It’s placed on top of a hill, characteristic of the Puuc region on a large platform that makes up three terraces. It was divided into 3 parts separated by very high transverse vaults.
The decoration of the facade of the building has glyphs of Venus, placed on the cheeks of the masks of Chac, god of rain and fertility, there are also eight two-headed snakes above the main entrance. Along the facade, there are thatched huts, garlands, columns, thrones, feather headdresses, numerals with bars and dots appearing in two Chac masks in the north corners of the palace.
In the center stands the throne of a sovereign sitting majestically, surrounded by entwined snakes and masks of the god Chac.
The Platform of the Jaguars
It’s thought that the Platform of the Jaguars could have been a ceremonial altar located on the terrace in front of the Governor’s Palace. On this platform, there’s a sculpture that represents two jaguars united by the thorax oriented from north to south and could be accessed by four stairs on each side. An interesting fact is that there’s a Sacbé that goes to Kabáh starting from the base of this platform.

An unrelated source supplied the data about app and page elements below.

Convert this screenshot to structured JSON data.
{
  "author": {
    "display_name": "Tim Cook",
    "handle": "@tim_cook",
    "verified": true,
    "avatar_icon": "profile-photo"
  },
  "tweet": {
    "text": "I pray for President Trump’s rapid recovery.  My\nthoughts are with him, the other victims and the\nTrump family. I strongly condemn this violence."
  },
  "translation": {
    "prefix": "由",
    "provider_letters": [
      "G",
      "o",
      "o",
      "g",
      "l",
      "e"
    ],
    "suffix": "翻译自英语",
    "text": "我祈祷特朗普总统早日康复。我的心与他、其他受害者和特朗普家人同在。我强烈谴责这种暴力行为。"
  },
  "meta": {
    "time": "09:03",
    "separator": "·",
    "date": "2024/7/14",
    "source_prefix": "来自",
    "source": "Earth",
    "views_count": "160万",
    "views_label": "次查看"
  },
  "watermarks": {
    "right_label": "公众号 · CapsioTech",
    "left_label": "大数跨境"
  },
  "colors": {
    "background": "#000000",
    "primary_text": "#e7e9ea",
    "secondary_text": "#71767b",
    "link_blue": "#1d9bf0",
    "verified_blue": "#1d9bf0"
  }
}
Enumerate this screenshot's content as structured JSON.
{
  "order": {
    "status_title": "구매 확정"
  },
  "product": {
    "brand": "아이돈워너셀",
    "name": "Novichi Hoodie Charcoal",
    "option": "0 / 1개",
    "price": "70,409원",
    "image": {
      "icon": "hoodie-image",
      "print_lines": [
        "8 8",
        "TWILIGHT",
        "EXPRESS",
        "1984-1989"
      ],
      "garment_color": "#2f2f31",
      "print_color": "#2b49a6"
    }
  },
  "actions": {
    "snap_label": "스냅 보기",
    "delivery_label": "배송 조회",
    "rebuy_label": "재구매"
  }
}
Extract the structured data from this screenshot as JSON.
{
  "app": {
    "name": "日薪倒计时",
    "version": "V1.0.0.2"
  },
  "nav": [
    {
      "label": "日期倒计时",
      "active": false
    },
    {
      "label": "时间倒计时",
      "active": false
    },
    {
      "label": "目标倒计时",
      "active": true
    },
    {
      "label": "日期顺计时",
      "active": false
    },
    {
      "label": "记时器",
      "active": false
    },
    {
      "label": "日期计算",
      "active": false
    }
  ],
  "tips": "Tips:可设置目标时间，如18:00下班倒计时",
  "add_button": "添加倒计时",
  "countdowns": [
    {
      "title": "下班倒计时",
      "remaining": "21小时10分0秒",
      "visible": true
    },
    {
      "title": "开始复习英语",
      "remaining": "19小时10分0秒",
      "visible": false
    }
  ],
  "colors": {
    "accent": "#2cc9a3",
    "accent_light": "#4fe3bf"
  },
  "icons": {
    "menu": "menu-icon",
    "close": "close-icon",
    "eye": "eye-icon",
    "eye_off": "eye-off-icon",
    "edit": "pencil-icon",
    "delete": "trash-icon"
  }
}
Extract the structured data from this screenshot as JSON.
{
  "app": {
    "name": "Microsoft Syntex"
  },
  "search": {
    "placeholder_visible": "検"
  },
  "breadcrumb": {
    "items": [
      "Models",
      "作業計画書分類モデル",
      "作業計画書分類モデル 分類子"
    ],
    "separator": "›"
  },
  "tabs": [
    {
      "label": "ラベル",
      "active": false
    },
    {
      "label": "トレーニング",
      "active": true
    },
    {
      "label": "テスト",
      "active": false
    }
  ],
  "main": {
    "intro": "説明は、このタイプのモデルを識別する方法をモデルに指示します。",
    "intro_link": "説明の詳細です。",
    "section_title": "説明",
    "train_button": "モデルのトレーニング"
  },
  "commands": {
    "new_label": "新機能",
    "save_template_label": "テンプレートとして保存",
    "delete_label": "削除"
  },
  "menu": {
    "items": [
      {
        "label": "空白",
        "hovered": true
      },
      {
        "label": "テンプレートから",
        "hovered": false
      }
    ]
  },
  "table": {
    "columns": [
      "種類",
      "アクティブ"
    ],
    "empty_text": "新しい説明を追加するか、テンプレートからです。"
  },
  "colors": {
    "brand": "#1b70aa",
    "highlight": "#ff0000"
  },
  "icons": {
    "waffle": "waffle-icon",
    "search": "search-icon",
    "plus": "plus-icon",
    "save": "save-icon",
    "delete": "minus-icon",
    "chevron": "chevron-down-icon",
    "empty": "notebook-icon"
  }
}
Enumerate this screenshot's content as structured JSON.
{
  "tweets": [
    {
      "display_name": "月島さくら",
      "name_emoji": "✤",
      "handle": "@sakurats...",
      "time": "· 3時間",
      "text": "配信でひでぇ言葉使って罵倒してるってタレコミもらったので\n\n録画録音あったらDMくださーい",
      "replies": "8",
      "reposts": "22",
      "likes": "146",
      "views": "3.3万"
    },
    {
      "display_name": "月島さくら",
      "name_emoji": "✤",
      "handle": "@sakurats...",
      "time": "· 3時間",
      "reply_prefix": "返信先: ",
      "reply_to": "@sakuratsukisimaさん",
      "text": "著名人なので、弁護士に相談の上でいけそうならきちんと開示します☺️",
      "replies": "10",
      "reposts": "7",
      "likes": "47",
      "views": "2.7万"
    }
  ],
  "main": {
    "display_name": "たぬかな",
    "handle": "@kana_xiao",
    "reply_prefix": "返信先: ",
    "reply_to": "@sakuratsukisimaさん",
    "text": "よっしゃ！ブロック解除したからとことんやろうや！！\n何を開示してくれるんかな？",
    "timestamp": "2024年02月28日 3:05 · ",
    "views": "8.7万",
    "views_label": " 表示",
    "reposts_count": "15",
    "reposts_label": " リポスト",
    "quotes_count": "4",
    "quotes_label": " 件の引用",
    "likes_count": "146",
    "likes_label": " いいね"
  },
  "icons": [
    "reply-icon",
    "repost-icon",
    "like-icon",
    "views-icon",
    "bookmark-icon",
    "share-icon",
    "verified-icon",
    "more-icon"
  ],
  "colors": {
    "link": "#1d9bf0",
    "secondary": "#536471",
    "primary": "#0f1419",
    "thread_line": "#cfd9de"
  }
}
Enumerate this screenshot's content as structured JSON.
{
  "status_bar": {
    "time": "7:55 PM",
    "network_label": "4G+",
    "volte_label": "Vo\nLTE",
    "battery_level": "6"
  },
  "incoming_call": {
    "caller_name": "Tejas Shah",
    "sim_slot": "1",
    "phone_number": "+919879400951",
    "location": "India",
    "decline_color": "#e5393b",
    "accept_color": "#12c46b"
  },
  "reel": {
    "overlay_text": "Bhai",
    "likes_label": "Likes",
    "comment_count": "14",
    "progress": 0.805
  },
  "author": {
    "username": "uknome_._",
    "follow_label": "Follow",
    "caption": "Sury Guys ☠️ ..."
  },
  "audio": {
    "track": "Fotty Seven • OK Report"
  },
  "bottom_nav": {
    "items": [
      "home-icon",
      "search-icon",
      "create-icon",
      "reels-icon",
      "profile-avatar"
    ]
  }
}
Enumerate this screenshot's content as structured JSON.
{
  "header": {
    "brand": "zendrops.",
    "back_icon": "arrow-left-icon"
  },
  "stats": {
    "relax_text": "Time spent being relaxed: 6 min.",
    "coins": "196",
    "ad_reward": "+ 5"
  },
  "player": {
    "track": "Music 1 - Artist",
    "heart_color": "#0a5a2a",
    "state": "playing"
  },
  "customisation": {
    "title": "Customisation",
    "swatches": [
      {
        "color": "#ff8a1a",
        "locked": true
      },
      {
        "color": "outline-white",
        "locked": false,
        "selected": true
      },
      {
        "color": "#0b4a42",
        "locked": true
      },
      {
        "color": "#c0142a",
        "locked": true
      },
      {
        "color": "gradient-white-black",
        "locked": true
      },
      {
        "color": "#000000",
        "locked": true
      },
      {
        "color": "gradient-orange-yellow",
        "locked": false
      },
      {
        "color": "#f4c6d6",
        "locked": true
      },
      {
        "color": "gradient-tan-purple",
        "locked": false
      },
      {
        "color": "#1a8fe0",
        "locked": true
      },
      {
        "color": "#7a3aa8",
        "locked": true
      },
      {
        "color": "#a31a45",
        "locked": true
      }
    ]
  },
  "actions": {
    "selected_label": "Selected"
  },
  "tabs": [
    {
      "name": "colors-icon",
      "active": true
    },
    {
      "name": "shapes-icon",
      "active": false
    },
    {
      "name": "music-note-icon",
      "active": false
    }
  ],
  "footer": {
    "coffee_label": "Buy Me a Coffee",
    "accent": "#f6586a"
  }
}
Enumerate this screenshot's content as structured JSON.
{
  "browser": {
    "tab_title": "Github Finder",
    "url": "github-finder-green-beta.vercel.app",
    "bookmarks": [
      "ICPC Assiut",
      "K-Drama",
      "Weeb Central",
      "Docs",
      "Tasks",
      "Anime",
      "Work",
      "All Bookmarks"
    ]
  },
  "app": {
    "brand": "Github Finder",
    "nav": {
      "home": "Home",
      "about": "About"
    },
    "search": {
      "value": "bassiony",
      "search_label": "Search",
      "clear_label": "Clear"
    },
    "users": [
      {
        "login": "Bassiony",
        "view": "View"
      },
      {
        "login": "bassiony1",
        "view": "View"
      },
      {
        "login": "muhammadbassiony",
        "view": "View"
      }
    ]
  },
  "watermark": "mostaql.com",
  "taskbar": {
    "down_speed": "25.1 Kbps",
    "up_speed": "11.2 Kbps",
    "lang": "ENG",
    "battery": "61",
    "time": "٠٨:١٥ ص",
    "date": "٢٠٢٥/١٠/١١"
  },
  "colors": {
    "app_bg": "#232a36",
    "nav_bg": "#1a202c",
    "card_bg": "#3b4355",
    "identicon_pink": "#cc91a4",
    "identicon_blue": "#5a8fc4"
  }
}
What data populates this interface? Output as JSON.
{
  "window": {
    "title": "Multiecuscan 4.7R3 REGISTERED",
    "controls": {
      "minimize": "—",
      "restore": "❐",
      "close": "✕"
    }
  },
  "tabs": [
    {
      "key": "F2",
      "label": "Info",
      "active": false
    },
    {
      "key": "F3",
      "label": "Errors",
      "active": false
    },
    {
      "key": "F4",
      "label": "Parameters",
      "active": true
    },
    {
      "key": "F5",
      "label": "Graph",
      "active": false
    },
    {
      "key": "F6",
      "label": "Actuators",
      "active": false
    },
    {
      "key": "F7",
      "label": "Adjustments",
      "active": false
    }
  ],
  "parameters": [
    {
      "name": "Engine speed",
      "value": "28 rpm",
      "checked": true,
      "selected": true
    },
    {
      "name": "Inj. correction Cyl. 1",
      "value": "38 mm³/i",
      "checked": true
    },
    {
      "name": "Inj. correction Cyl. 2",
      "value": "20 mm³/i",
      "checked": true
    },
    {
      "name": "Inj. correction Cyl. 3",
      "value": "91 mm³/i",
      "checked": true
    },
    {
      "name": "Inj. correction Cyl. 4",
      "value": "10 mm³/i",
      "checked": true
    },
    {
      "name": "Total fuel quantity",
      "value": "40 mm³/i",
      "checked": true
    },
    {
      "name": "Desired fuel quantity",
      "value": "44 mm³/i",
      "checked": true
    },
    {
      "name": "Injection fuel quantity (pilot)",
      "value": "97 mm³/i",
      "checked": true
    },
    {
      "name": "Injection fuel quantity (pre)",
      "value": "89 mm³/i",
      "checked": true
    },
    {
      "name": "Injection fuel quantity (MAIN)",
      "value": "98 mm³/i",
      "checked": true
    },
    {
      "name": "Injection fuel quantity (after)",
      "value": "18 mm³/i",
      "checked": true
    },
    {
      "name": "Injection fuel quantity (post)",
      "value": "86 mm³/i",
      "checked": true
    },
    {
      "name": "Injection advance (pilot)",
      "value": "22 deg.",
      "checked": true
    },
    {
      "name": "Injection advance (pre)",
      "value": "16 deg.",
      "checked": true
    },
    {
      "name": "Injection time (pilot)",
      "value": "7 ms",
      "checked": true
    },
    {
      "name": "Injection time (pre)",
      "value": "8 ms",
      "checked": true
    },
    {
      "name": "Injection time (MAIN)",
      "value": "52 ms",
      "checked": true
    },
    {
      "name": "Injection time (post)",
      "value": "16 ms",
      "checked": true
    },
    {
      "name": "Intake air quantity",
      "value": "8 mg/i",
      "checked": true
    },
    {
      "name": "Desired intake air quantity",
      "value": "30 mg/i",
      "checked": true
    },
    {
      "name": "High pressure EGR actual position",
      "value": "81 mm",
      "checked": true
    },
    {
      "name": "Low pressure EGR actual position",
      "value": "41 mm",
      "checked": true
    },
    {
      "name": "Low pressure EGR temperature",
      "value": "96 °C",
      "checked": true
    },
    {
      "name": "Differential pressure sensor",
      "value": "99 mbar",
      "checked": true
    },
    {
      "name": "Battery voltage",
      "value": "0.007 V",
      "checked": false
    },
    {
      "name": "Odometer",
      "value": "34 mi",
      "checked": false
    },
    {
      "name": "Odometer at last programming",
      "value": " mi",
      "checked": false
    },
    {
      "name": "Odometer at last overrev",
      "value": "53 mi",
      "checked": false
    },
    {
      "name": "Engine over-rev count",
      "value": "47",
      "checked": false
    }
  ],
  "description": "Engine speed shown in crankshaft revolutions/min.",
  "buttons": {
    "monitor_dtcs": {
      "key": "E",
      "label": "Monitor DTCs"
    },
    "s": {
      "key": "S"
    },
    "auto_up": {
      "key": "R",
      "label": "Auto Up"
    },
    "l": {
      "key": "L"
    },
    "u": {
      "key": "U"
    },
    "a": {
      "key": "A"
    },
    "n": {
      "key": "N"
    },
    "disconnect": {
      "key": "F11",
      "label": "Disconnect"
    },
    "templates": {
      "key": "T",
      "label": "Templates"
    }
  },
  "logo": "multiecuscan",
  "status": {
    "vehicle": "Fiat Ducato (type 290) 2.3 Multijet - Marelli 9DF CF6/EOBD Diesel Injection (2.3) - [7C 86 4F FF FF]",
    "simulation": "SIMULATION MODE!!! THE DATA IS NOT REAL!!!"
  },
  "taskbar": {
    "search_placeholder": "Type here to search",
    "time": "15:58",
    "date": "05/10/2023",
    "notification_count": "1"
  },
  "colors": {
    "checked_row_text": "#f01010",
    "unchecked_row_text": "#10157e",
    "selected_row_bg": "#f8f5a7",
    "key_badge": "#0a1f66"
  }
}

Physical description of the Governor’s Palace in Uxmal
It measures almost 100m long, 12m wide, 9m high, and consists of three independent bodies, the central one is a rectangular building that has fourteen accessible chambers, 11 of them, from the outside.
Governor’s Palace has separate buildings on both sides that are linked to the central building through the tall transverse vaults. The walls are smooth, and without ornamentation from the floor level to the height of the accesses; above them, there is a large ornamented fretwork.